By Jack Ryan, Senior Staff Writer
How far would you go to protect someone you love?
This question is the driving force in every moment of “Room,” a fictional tale of a captive mother, Ma, (Brie Larson) and her 5-year-old son, Jack (Jason Tremblay). Adapted by Emma Donoghue from her book of the same name and exquisitely directed by Lenny Abrahamson, “Room” is far and away one of 2015’s best films.
Ma, abducted at 17 by a stranger known only as ‘Old Nick’ (Sean Bridgers), has not seen the outside world in seven years. Jack was conceived, born and raised here, and not only has he has never been outside, he has no idea of the world past the walls of his home, nor the grim situation he is stuck in. Due to his mother’s protective teachings, all he recognizes as real is the interior of the shed, which he refers to as ‘Room.’
Split into two equally earth-shattering parts, “Room” begins on Jack’s fifth birthday, deftly exploring Ma and Jack’s imprisonment and lifestyle in Room. They spend their days playing and surviving — Jack growing as a child and Ma quietly trying to devise a way out.
Following a successful escape plan — and some suspension of disbelief on our part — “Room” changes location, but not tone, revealing the unforeseen trials and long-lasting problems that affect Ma and Jack on the outside.
At its core, “Room” is a film about innocence. With her youth and future having been abruptly swept away from her, Ma is visibly struggling to preserve her son’s existence and hope for the future. Jack, having been taught that nothing exists outside the duo’s shed, is shaken by the discovery of the world outside, and struggles in his own way to realize reality.
The greatest innovation of “Room” rests in the unique perspective and narration of Jack, who sees Room not as an 80-square-foot prison, but as an entire universe of possibility. Abrahamson creates this subjective reality by filling the first half of the film with wide shots that make the condensed space feel infinitely bigger, before integrating disorienting focal lengths and skewed focuses for Jack’s entrance into the real world.
Abrahamson is masterful in his imagery, creating a tale that is horrifying in its passivity. The depravity of themes like rape and malnutrition are amplified by Jack’s lack of response, forcing the viewer to imagine what horrors could have led up to these moments.
Abrahamson manages to bring stellar performances out of his actors, providing “Room” with its true emotional axis.
Brie Larson is unbearably torn as Ma, a girl thrown from the cliff of juvenile irreverence into the gorge of bleak reality, only to be resurrected by a love for her tainted child. At times, her ever-revealing visage makes it difficult to tell whether she is imprisoned to Room, or to her love of Jack, echoing the film’s theme of suffocating parenthood.
Jacob Tremblay is heartbreakingly innocent as Jack, witnessing and living through atrocities that he just shakes off as a regular part of life. He is every bit a regular kid inside Room, and watching his internal evolution and tumultuous adaptation to the real world is simultaneously painful and uplifting. This is the best performance by a child (Tremblay just turned 9) since Quvenzhané Wallis in 2012’s “Beasts of the Southern Wild.”

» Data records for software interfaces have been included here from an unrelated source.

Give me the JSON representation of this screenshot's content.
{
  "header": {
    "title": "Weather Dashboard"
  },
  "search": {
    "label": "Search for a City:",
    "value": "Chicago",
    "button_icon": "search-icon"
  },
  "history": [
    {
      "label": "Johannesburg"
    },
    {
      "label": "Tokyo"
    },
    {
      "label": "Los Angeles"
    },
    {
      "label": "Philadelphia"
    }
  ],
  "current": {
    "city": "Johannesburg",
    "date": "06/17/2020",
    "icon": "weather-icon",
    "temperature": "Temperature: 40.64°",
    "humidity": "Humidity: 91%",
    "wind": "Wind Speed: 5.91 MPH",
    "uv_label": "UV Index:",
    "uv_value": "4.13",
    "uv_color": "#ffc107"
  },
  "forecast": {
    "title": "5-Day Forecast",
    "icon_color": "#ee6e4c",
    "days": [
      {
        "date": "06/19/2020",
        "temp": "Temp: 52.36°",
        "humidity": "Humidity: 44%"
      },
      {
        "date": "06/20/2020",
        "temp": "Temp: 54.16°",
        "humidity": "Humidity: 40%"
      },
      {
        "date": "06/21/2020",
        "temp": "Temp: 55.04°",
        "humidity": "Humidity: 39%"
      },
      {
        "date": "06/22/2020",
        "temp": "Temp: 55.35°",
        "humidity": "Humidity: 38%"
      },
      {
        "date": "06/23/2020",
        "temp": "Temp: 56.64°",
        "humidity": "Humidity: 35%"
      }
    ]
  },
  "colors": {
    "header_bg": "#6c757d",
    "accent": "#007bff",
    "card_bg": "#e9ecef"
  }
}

These performances, which will most likely lead to Oscar nominations, are great on their own rights, but mean nothing without Larson and Tremblay’s unspeakably real chemistry. They fight, love, play and speak like two people who know each other inside and out, allowing “Room” to transcend its medium and feel entirely real.
However, despite its underdog narrative and the central tagline, ‘love knowing no boundaries,’ “Room” is not a feel-good film and is not for the light of heart. Depression rests inside these walls and out, and characters are constantly crumbling from the film’s harsh beginning to bittersweet end.
“Room” is a ‘could you even imagine’ kind of film — beautifully nauseating in its no-holds-barred delivery and sincerely honest in its portrayal of family, creating an unparalleled air of melancholic wonder that lingers far past the credits.